Kids read Roald Dahl in preparation for “Matilda the Musical”
Feb 27, 2017 04:38PM
● By Natalie Mollinet
At the Sprague Library, children received “The BFG” pin if they finished the book of the same name. (Natalie Mollinet/City Journals).
By Natalie Mollinet | firstname.lastname@example.org
Roald Dahl once wrote, “Oh please, oh please, we beg, we pray, go throw your TV set away, and in its place you can install, a lovely bookcase on the wall.”
Between the months of January and February children in the Salt Lake valley were encouraged to turn off their TV and read a Roald Dahl book in preparation for the premiere of “Matilda the Musical” at the Broadway at the Eccles Theater in February.
“You don’t have to be a kid to get involved,” Andrew Shaw, the communications director with the Salt Lake City Library, said, “but it encourages kids to visit the libraries.”
Every time a child finished one of Dahl’s books, they were encouraged to go to one of the city libraries and get a Ronald Dahl-themed button. Each city library had a different pin and in Sugar House, the Sprague Library had a “The BGF” themed button.
Dahl is famous for his books such as “Charlie and the Chocolate Factory”, “James and the Giant Peach”, “The Witches”, “Matilda” and even though he passed away years ago, his words still touch and entice children as well as adults.
“The stories are all sort of complicated and gritty,” Shaw said. “Those things make it interesting for adults but they’re also over-the-top characters and really take over your imagination, they’re really books for everyone. They’re classics and they’re easy to get into.”
Sugar House parents love to share such books with their kids. One such a parent is April Garff who said, “I love to read Roald Dahl books to my kiddos. The books are short enough to keep the attention for the little ones, with pictures to keep their interest and good dialogue. The books are well-written and amusing for all ages.”
Paige Tanner of Sugar House said, “I like them because they are relatable that I could have been one of the children in the stories, and then I would get to go on an amazing adventure.”
“A lot of people get into the stories and get hooked after reading the classics like ‘Charlie and the Chocolate Factory’ or ‘The BFG’, they’re generational books,” Shaw said. “They’re stories that stick with you.”

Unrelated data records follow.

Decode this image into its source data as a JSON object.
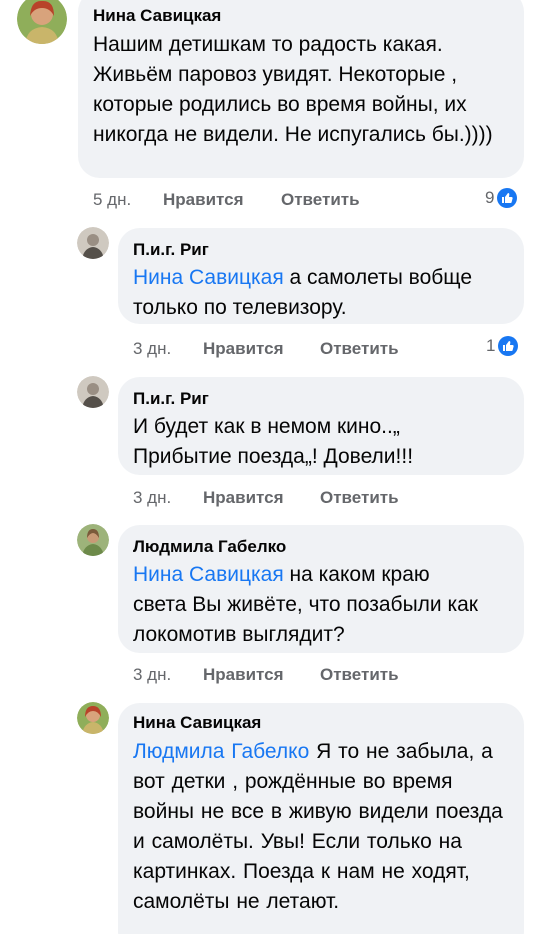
{
  "comments": [
    {
      "author": "Нина Савицкая",
      "mention": "",
      "text": "Нашим детишкам то радость какая. Живьём паровоз увидят. Некоторые , которые родились во время войны, их никогда не видели. Не испугались бы.))))",
      "time": "5 дн.",
      "like_label": "Нравится",
      "reply_label": "Ответить",
      "reactions": "9"
    },
    {
      "author": "П.и.г. Риг",
      "mention": "Нина Савицкая",
      "text": "а самолеты вобще только по телевизору.",
      "time": "3 дн.",
      "like_label": "Нравится",
      "reply_label": "Ответить",
      "reactions": "1"
    },
    {
      "author": "П.и.г. Риг",
      "mention": "",
      "text": "И будет как в немом кино..„ Прибытие поезда„! Довели!!!",
      "time": "3 дн.",
      "like_label": "Нравится",
      "reply_label": "Ответить",
      "reactions": ""
    },
    {
      "author": "Людмила Габелко",
      "mention": "Нина Савицкая",
      "text": "на каком краю света Вы живёте, что позабыли как локомотив выглядит?",
      "time": "3 дн.",
      "like_label": "Нравится",
      "reply_label": "Ответить",
      "reactions": ""
    },
    {
      "author": "Нина Савицкая",
      "mention": "Людмила Габелко",
      "text": "Я то не забыла, а вот детки , рождённые во время войны не все в живую видели поезда и самолёты. Увы! Если только на картинках. Поезда к нам не ходят, самолёты не летают.",
      "time": "",
      "like_label": "",
      "reply_label": "",
      "reactions": ""
    }
  ],
  "icons": {
    "like": "thumbs-up-icon"
  },
  "colors": {
    "bubble": "#f0f2f5",
    "mention": "#1877f2",
    "meta": "#65676b",
    "like_badge": "#1877f2"
  }
}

Reading Dahl’s work, especially “Matilda” will help people better connect to the story and the show that runs Feb. 21-26 at the Eccles Theater.
“So many times you hear people say the book was better than the movie, but I think with ‘Matilda the Musical’ people will be able to see the connection between the book and musical and understand it so much better,” Shaw said.
The Salt Lake City Libraries next read-a-thon is called March Madness where kids will be able to read books from local authors and vote on their favorites. More info is available on the Salt Lake City library’s website.